> [TO DO]
List each line of the data that holds the word "content".

+--

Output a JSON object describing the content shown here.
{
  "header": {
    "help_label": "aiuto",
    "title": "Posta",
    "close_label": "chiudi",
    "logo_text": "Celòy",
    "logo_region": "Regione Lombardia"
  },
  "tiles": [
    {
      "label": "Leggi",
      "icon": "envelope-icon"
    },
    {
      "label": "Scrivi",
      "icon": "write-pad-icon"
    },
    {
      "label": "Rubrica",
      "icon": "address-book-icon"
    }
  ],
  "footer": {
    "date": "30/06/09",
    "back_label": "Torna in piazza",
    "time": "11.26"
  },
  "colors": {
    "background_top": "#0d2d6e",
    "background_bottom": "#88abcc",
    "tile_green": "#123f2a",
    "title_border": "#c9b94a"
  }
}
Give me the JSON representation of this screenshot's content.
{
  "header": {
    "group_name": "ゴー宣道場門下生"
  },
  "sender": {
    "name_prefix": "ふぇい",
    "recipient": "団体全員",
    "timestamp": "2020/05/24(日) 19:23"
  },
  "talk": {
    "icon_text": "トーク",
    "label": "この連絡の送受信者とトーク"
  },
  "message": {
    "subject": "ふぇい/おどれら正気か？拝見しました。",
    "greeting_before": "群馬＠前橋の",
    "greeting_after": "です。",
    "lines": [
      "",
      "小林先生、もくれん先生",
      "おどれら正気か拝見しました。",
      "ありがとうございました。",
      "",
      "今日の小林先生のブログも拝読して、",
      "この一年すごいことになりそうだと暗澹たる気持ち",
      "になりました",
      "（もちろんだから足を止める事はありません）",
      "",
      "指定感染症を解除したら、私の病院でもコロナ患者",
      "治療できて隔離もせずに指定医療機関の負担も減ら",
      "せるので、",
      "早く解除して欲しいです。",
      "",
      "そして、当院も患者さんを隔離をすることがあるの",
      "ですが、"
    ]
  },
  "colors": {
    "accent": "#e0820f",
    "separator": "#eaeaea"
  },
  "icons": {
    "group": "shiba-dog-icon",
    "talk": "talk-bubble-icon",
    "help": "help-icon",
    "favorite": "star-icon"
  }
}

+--

> [REPLY]
Output a JSON object describing the content shown here.
Give me the JSON representation of this screenshot's content.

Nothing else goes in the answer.